And Torque really is a ripoff! But also not. It’s a spoof! But also not. Torque is just Torque: weird, over-the-top, and extremely aware of itself. Nowadays, Joseph Kahn is probably best known for his music videos, as well as his hilariously “dark and gritty” fan film, “Power/Rangers.” His latest feature, Detention, is a teen comedy featuring a masked killer, musical numbers, and a time-traveling bear. The dude’s got an interesting, pop-culture-shoved-in-a-blender aesthetic, and with Torque he applied it to that ever so popular film genre: “extreme motorsports crime.”

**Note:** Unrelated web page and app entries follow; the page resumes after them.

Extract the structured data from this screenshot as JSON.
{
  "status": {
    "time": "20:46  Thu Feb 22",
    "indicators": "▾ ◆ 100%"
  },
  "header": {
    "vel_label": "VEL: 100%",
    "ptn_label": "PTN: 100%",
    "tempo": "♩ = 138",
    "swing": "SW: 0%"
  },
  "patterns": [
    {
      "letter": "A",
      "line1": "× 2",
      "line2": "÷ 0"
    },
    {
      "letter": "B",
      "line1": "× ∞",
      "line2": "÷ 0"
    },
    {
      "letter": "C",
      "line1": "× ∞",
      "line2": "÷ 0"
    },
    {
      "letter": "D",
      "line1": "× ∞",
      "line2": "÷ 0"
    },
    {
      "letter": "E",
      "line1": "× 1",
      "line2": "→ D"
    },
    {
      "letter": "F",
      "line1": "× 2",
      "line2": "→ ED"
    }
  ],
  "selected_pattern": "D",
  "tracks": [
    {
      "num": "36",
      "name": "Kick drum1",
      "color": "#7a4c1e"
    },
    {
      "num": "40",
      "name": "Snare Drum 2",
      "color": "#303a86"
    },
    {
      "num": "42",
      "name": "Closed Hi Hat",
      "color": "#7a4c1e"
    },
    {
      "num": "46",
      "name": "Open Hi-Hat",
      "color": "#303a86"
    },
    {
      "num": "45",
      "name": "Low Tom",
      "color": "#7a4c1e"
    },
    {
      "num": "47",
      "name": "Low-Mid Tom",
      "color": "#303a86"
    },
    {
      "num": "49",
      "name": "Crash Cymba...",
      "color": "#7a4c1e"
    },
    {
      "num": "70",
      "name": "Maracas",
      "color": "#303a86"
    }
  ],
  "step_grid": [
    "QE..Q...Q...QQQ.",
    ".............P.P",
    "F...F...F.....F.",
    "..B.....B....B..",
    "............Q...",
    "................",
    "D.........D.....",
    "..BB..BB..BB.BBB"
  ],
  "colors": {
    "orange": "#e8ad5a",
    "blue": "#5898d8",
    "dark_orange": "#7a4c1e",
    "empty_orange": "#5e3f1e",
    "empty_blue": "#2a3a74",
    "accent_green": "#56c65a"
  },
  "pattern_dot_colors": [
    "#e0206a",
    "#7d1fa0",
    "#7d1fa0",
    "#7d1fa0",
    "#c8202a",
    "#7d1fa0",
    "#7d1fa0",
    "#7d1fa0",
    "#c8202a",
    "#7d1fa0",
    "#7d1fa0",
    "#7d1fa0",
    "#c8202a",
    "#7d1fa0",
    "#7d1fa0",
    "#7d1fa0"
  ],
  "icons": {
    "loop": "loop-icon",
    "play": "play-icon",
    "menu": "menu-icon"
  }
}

To the film’s credit, it doesn’t lean on The Fast and the Furious for its story. Ford isn’t an outsider cop trying to infiltrate a gang, but an insider in the motorcycle racing underground. He’s been hiding out in Thailand because he took and hid a couple of meth-filled motorcycles from a racist, white trash motorcycle gang called The Hellions (like ya do), but now he’s back and looking to “make things right.” Right with the Hellions, right with the Feds, and right with his girlfriend, Shane (Monet Mazur). His motivation for hiding the bikes in the first place is hazy, but whatever. That’s just back story and you can’t live your life a quarter-mile at a time while also living in the past.
Poor Ford. He’s got the mulleted Hellions after him. He’s got oddly hipsterish FBI agents after him (Adam Scott!), thinking he’s a drug dealer. Then, because trouble just drips from Ford wherever he goes, he’s got Trey Wallace after him. Trey is the leader of an Englewood-based gang called the Ravagers, and his main defining characteristic is that he is played by Ice Cube. He likes to threaten people with being fed to his dog.3
To be honest there’s a bit too much going on in Torque; a few too many moving parts for what could be a lean, mean little genre film… but that’s sort of the point. The film is over the top in almost every way possible. It didn’t have the budget to be as grand in scale as the later Fast films, but it makes up for that in flash and audacity.
A narrative digression where the villains beat up a weekend warrior played by Dane Cook? Sure! Why not?
How about a scene where Shane has a hilarious motorcycle jousting match/duel with the baddie’s girlfriend? Yeah! And the baddie’s girlfriend is played by Jaime Pressly, who spends almost all of her screen time licking her lips? Heck yeah!
A motorcycle chase across the top of a moving train that then transitions into inside the train? You had me at hello.
Oh! Oh! A motorcycle that is so fast that its shockwave shatters car windows?
This movie. It’s a fun one. It can’t help but pale in comparison to what the Fast & Furious franchise would later become, but it’s much more enjoyable than the early films that inspired it. I feel like in an ideal world Torque would have enjoyed the same franchise fate as its big brother, and become yin to its yang. An anarchic, raunchier, and self-reflexive counterpoint to the more earnest and sweet-natured adventures of Dom and family. Bugs Bunny to Fast’s Mickey Mouse.
If nothing else, the Torque franchise would have gone to outer space already.
- They are related, after all. Torque and The Fast and the Furious share a producer in Neal H. Moritz.
- Given their penchant for bombastic action and total lack of irony, I would love for the Wachowskis to make a Fast & Furious movie.
- The dog is named Dojo and he looks to be a very good dog who wouldn’t eat anyone unless they really, really deserved it.